(Re)creating Disasters: A Case of Post-Disaster Resettlements in Chennai

Garima Jain, Chandni Singh, Teja Malladi | 2021

Damaged houses are among the most visible outcomes of hazard event impacts and attract immediate attention from various state and nonstate humanitarian actors to showcase responsiveness (Arvind and Ranjit 2020; Few et al. 2021). This was the case in Chennai, a metropolitan city in South India, where the Indian Ocean tsunami of 2004 and the devastating floods of 2015 caused widespread loss of life and damage to infrastructure. Following these events, pre-existing housing stock was used to resettle disaster-affected people in the name of providing humanitarian relief and reducing hazard exposure. In this chapter, we examine the longterm implications of these state-mandated resettlements, demonstrating how interventions to reduce hazard exposure (i.e. resettlement away from coasts and riverbanks) can aggravate risks if the resettlement locations are also exposed to hazards. Apart from the direct socio-economic implications of first the disaster and then the process of resettlement, the degraded conditions of living in these risk-exposed resettlements further exacerbate vulnerabilities.

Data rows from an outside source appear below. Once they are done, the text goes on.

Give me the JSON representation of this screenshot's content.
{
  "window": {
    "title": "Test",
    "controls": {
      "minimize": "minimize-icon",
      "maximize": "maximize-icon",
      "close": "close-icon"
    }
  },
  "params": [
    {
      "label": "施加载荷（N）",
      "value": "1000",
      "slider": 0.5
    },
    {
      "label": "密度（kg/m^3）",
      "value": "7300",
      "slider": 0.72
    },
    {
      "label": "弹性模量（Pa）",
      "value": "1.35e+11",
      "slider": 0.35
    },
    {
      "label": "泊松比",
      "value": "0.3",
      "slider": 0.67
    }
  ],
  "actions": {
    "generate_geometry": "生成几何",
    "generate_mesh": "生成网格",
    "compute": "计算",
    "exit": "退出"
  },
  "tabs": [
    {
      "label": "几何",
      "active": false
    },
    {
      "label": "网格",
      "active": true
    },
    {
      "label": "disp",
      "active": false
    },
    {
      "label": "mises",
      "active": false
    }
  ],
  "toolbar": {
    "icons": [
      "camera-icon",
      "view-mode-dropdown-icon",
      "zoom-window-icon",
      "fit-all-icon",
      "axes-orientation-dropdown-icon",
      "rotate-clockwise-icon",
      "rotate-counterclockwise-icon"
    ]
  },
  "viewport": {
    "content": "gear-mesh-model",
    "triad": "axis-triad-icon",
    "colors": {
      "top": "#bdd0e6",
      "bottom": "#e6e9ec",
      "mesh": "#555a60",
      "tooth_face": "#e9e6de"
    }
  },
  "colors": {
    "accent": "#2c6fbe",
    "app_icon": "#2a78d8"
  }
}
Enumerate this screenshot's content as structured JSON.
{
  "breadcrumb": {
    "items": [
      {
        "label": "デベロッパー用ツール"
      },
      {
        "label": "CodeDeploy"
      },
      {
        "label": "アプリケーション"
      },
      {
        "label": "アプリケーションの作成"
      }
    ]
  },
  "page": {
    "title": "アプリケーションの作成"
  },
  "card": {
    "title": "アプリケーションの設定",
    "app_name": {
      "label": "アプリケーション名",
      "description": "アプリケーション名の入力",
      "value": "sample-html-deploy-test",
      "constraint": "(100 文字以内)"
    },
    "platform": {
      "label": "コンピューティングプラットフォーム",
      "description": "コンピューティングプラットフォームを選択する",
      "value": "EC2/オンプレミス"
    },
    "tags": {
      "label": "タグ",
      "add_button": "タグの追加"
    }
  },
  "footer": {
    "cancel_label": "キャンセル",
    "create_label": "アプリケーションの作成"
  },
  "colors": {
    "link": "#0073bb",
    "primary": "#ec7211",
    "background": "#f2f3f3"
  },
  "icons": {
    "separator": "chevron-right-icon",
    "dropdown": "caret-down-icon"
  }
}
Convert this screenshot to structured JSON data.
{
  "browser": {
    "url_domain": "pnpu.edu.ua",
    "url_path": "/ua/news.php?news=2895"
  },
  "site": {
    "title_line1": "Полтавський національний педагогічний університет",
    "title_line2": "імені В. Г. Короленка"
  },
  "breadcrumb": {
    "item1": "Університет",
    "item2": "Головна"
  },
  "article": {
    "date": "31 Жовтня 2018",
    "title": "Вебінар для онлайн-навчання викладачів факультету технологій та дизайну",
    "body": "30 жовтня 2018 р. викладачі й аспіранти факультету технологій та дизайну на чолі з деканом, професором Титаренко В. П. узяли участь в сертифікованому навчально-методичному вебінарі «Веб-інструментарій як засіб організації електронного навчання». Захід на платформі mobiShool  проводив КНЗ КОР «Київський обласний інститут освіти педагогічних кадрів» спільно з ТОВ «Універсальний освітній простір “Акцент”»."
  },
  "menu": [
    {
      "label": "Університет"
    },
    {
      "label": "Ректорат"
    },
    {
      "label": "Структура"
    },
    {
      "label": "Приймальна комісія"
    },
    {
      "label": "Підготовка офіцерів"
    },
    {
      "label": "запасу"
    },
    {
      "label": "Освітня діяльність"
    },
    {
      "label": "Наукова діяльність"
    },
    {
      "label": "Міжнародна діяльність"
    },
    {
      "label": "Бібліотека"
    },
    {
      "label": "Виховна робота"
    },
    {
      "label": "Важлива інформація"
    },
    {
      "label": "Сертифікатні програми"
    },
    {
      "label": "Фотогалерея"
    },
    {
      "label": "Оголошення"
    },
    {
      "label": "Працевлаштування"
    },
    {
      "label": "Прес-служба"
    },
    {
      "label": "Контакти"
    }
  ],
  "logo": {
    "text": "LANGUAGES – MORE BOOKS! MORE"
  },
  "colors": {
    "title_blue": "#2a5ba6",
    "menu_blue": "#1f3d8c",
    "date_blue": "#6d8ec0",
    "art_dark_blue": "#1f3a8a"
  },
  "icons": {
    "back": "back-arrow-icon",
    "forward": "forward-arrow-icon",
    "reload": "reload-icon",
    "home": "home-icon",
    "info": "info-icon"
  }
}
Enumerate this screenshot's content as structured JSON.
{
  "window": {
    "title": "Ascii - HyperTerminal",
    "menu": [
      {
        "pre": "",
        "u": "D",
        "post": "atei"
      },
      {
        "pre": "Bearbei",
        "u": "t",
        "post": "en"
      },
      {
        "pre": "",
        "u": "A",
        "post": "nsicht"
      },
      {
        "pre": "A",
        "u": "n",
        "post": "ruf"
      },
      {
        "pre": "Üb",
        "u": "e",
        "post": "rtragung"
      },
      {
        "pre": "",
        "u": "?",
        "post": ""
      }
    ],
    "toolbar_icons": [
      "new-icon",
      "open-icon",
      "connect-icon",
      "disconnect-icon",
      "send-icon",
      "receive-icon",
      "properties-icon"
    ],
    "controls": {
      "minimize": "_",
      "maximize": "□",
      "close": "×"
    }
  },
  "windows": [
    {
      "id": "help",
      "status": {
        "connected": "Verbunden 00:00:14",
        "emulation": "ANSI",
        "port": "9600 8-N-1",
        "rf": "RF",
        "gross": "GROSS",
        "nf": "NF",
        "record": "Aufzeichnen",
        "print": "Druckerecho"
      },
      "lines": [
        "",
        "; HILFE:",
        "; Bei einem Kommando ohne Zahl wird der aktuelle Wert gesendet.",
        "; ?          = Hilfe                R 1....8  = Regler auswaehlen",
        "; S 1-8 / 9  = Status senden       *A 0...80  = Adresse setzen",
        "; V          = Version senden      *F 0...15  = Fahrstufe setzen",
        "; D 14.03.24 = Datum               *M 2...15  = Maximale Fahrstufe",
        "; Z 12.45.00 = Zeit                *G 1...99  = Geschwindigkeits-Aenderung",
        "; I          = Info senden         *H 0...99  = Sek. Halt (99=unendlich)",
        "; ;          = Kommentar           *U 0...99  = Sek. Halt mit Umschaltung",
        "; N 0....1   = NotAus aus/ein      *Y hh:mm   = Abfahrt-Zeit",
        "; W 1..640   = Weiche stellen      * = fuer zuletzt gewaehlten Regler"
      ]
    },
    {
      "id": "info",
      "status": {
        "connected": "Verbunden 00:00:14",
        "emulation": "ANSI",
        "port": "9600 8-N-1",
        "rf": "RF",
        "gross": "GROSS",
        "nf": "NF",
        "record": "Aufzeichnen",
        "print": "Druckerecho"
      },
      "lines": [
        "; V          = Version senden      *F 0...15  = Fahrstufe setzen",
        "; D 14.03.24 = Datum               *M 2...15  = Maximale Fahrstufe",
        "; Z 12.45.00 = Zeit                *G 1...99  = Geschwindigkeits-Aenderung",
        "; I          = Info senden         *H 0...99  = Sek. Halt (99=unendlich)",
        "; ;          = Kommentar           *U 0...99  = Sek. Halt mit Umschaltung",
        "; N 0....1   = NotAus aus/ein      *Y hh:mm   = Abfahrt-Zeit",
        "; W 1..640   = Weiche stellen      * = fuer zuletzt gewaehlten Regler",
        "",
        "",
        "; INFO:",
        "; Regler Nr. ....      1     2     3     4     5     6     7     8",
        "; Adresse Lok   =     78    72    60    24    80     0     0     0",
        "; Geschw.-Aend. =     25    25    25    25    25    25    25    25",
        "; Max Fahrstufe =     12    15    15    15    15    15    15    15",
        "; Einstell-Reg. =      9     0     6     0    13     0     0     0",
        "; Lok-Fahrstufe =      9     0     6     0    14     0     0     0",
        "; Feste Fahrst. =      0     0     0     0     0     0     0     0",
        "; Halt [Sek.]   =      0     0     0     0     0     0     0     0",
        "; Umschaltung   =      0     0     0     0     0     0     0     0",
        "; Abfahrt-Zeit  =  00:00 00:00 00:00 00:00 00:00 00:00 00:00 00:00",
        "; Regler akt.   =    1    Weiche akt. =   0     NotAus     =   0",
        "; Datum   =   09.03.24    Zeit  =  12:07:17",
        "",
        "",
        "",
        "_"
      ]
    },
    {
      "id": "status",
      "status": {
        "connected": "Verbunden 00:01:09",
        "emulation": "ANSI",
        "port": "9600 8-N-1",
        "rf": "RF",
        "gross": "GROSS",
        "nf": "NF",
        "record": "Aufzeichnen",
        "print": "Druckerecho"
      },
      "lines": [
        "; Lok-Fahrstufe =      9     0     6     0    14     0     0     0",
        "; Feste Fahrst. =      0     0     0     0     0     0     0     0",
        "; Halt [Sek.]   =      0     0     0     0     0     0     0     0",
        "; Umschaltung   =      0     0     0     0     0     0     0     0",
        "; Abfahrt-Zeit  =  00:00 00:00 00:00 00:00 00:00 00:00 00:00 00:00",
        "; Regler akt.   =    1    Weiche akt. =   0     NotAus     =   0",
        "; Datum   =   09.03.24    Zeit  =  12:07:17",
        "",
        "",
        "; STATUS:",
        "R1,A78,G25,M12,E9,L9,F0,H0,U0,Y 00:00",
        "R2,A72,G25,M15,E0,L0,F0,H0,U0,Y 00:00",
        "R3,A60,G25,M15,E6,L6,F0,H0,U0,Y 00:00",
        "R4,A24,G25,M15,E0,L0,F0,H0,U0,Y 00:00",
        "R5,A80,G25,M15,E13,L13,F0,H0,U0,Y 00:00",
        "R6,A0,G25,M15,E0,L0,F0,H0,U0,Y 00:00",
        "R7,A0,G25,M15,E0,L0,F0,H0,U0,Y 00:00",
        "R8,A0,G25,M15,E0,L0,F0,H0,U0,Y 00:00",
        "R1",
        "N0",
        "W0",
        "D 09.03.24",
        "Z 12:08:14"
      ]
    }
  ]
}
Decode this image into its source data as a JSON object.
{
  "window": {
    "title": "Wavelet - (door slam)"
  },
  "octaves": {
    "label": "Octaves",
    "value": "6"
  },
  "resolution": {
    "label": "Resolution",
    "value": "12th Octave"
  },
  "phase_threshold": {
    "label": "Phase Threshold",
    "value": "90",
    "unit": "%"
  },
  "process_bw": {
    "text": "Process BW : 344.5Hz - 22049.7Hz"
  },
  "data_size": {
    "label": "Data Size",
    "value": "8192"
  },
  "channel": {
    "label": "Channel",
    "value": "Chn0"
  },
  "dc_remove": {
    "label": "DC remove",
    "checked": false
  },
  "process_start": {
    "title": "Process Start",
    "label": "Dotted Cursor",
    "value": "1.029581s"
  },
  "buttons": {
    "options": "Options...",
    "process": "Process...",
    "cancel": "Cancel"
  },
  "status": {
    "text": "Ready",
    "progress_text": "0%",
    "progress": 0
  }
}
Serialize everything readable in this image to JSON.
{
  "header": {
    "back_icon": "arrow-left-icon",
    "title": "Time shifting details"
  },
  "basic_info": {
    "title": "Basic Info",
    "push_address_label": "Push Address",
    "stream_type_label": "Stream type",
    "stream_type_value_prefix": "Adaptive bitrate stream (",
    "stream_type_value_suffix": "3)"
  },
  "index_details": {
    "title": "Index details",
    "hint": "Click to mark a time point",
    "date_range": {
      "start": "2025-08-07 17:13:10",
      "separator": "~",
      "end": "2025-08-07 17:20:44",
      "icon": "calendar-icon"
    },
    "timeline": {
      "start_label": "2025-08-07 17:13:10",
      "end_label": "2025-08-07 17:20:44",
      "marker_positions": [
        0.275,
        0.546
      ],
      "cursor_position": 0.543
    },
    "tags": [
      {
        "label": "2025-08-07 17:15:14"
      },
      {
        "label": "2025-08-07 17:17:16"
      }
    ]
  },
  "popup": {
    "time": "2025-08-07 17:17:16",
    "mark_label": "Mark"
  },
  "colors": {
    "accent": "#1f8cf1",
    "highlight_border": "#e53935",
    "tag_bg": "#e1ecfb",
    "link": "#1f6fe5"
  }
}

In effect, new socio-economic and ecological risks are created for the people as well as the city at large as a consequence of poorly planned interventions (Jain et al. 2017).